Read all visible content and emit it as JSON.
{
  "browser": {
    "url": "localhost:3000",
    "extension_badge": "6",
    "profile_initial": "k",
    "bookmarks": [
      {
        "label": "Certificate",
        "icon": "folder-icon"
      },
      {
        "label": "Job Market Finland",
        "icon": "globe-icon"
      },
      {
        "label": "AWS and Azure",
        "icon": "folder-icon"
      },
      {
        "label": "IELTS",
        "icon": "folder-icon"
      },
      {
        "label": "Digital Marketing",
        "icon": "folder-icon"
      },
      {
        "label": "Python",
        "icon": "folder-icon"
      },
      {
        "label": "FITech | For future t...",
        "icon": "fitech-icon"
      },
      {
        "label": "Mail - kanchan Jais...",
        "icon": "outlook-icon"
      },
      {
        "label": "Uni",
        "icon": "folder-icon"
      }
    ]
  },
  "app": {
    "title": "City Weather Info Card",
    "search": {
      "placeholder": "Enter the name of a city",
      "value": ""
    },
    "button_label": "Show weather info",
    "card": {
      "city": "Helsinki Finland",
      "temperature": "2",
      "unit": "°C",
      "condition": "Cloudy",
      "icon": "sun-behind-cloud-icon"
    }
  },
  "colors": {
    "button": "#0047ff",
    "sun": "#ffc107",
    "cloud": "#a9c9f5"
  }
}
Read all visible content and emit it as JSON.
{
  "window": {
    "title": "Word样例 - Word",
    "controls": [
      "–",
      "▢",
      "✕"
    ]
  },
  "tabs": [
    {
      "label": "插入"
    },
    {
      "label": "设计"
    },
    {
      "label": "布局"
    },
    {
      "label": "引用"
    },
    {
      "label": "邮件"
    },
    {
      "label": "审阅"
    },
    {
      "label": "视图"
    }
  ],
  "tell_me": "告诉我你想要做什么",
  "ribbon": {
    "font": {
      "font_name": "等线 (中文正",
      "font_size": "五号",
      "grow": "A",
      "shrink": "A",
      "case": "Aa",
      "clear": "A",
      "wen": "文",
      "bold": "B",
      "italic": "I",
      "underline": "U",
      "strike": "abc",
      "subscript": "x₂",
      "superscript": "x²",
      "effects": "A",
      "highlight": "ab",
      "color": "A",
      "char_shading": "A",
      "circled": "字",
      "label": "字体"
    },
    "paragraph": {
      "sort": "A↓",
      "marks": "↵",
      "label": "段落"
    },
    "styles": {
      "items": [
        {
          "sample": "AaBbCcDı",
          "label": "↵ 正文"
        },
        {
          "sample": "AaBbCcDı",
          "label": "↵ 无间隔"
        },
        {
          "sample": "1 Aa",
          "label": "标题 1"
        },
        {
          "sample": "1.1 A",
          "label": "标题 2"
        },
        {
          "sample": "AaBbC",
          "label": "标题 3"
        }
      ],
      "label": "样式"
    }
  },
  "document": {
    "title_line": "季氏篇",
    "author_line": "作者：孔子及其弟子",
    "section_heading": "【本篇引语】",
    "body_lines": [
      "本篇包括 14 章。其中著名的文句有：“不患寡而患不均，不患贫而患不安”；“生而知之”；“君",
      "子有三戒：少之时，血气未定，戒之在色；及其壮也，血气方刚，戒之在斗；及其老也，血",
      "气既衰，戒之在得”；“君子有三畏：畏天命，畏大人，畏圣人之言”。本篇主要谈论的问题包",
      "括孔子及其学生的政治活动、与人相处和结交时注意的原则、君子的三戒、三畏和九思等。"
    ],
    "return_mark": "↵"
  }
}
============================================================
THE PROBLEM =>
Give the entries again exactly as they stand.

RESPONSE TO THE EXERCISE =>
Read all visible content and emit it as JSON.
{
  "browser": {
    "url": "localhost:3000",
    "extension_badge": "6",
    "profile_initial": "k",
    "bookmarks": [
      {
        "label": "Certificate",
        "icon": "folder-icon"
      },
      {
        "label": "Job Market Finland",
        "icon": "globe-icon"
      },
      {
        "label": "AWS and Azure",
        "icon": "folder-icon"
      },
      {
        "label": "IELTS",
        "icon": "folder-icon"
      },
      {
        "label": "Digital Marketing",
        "icon": "folder-icon"
      },
      {
        "label": "Python",
        "icon": "folder-icon"
      },
      {
        "label": "FITech | For future t...",
        "icon": "fitech-icon"
      },
      {
        "label": "Mail - kanchan Jais...",
        "icon": "outlook-icon"
      },
      {
        "label": "Uni",
        "icon": "folder-icon"
      }
    ]
  },
  "app": {
    "title": "City Weather Info Card",
    "search": {
      "placeholder": "Enter the name of a city",
      "value": ""
    },
    "button_label": "Show weather info",
    "card": {
      "city": "Helsinki Finland",
      "temperature": "2",
      "unit": "°C",
      "condition": "Cloudy",
      "icon": "sun-behind-cloud-icon"
    }
  },
  "colors": {
    "button": "#0047ff",
    "sun": "#ffc107",
    "cloud": "#a9c9f5"
  }
}
Read all visible content and emit it as JSON.
{
  "window": {
    "title": "Word样例 - Word",
    "controls": [
      "–",
      "▢",
      "✕"
    ]
  },
  "tabs": [
    {
      "label": "插入"
    },
    {
      "label": "设计"
    },
    {
      "label": "布局"
    },
    {
      "label": "引用"
    },
    {
      "label": "邮件"
    },
    {
      "label": "审阅"
    },
    {
      "label": "视图"
    }
  ],
  "tell_me": "告诉我你想要做什么",
  "ribbon": {
    "font": {
      "font_name": "等线 (中文正",
      "font_size": "五号",
      "grow": "A",
      "shrink": "A",
      "case": "Aa",
      "clear": "A",
      "wen": "文",
      "bold": "B",
      "italic": "I",
      "underline": "U",
      "strike": "abc",
      "subscript": "x₂",
      "superscript": "x²",
      "effects": "A",
      "highlight": "ab",
      "color": "A",
      "char_shading": "A",
      "circled": "字",
      "label": "字体"
    },
    "paragraph": {
      "sort": "A↓",
      "marks": "↵",
      "label": "段落"
    },
    "styles": {
      "items": [
        {
          "sample": "AaBbCcDı",
          "label": "↵ 正文"
        },
        {
          "sample": "AaBbCcDı",
          "label": "↵ 无间隔"
        },
        {
          "sample": "1 Aa",
          "label": "标题 1"
        },
        {
          "sample": "1.1 A",
          "label": "标题 2"
        },
        {
          "sample": "AaBbC",
          "label": "标题 3"
        }
      ],
      "label": "样式"
    }
  },
  "document": {
    "title_line": "季氏篇",
    "author_line": "作者：孔子及其弟子",
    "section_heading": "【本篇引语】",
    "body_lines": [
      "本篇包括 14 章。其中著名的文句有：“不患寡而患不均，不患贫而患不安”；“生而知之”；“君",
      "子有三戒：少之时，血气未定，戒之在色；及其壮也，血气方刚，戒之在斗；及其老也，血",
      "气既衰，戒之在得”；“君子有三畏：畏天命，畏大人，畏圣人之言”。本篇主要谈论的问题包",
      "括孔子及其学生的政治活动、与人相处和结交时注意的原则、君子的三戒、三畏和九思等。"
    ],
    "return_mark": "↵"
  }
}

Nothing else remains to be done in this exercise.